→ WHAT IS BEING ASKED
Would you give all of the records again, exactly as they read?

→ EXERCISE MATERIAL
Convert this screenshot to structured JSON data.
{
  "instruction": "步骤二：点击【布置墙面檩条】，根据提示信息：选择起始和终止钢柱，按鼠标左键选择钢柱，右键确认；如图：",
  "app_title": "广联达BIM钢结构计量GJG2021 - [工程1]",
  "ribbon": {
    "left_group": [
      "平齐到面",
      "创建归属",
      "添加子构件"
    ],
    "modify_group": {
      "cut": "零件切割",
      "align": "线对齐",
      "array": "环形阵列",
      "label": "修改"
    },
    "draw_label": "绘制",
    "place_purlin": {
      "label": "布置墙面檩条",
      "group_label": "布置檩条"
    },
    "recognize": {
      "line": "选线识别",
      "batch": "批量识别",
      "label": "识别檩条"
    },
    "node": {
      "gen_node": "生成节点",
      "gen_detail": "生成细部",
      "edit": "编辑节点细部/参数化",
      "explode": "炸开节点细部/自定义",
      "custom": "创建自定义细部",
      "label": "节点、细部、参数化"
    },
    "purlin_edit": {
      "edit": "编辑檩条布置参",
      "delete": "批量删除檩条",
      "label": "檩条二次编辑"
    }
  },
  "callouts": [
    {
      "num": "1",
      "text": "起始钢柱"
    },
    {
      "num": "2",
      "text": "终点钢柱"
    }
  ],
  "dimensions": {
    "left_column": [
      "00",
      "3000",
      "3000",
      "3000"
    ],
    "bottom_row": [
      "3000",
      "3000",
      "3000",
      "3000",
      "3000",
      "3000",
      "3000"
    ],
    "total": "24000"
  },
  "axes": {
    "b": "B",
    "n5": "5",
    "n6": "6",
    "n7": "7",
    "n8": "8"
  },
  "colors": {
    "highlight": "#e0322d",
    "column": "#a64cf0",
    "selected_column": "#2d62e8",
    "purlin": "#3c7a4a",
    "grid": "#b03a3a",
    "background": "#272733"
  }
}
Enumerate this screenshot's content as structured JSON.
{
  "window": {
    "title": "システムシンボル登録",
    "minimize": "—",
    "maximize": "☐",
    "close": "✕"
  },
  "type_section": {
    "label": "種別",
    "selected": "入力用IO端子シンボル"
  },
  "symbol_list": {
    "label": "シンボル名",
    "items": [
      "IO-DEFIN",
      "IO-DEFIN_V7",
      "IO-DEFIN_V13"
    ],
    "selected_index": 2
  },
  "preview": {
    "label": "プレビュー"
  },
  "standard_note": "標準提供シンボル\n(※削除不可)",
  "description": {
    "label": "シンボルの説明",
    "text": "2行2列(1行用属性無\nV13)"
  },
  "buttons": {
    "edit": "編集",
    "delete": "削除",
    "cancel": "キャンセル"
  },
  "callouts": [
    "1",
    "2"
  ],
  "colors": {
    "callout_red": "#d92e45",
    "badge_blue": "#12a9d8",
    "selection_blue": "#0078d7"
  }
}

→ EXERCISE ANSWER
Convert this screenshot to structured JSON data.
{
  "instruction": "步骤二：点击【布置墙面檩条】，根据提示信息：选择起始和终止钢柱，按鼠标左键选择钢柱，右键确认；如图：",
  "app_title": "广联达BIM钢结构计量GJG2021 - [工程1]",
  "ribbon": {
    "left_group": [
      "平齐到面",
      "创建归属",
      "添加子构件"
    ],
    "modify_group": {
      "cut": "零件切割",
      "align": "线对齐",
      "array": "环形阵列",
      "label": "修改"
    },
    "draw_label": "绘制",
    "place_purlin": {
      "label": "布置墙面檩条",
      "group_label": "布置檩条"
    },
    "recognize": {
      "line": "选线识别",
      "batch": "批量识别",
      "label": "识别檩条"
    },
    "node": {
      "gen_node": "生成节点",
      "gen_detail": "生成细部",
      "edit": "编辑节点细部/参数化",
      "explode": "炸开节点细部/自定义",
      "custom": "创建自定义细部",
      "label": "节点、细部、参数化"
    },
    "purlin_edit": {
      "edit": "编辑檩条布置参",
      "delete": "批量删除檩条",
      "label": "檩条二次编辑"
    }
  },
  "callouts": [
    {
      "num": "1",
      "text": "起始钢柱"
    },
    {
      "num": "2",
      "text": "终点钢柱"
    }
  ],
  "dimensions": {
    "left_column": [
      "00",
      "3000",
      "3000",
      "3000"
    ],
    "bottom_row": [
      "3000",
      "3000",
      "3000",
      "3000",
      "3000",
      "3000",
      "3000"
    ],
    "total": "24000"
  },
  "axes": {
    "b": "B",
    "n5": "5",
    "n6": "6",
    "n7": "7",
    "n8": "8"
  },
  "colors": {
    "highlight": "#e0322d",
    "column": "#a64cf0",
    "selected_column": "#2d62e8",
    "purlin": "#3c7a4a",
    "grid": "#b03a3a",
    "background": "#272733"
  }
}
Enumerate this screenshot's content as structured JSON.
{
  "window": {
    "title": "システムシンボル登録",
    "minimize": "—",
    "maximize": "☐",
    "close": "✕"
  },
  "type_section": {
    "label": "種別",
    "selected": "入力用IO端子シンボル"
  },
  "symbol_list": {
    "label": "シンボル名",
    "items": [
      "IO-DEFIN",
      "IO-DEFIN_V7",
      "IO-DEFIN_V13"
    ],
    "selected_index": 2
  },
  "preview": {
    "label": "プレビュー"
  },
  "standard_note": "標準提供シンボル\n(※削除不可)",
  "description": {
    "label": "シンボルの説明",
    "text": "2行2列(1行用属性無\nV13)"
  },
  "buttons": {
    "edit": "編集",
    "delete": "削除",
    "cancel": "キャンセル"
  },
  "callouts": [
    "1",
    "2"
  ],
  "colors": {
    "callout_red": "#d92e45",
    "badge_blue": "#12a9d8",
    "selection_blue": "#0078d7"
  }
}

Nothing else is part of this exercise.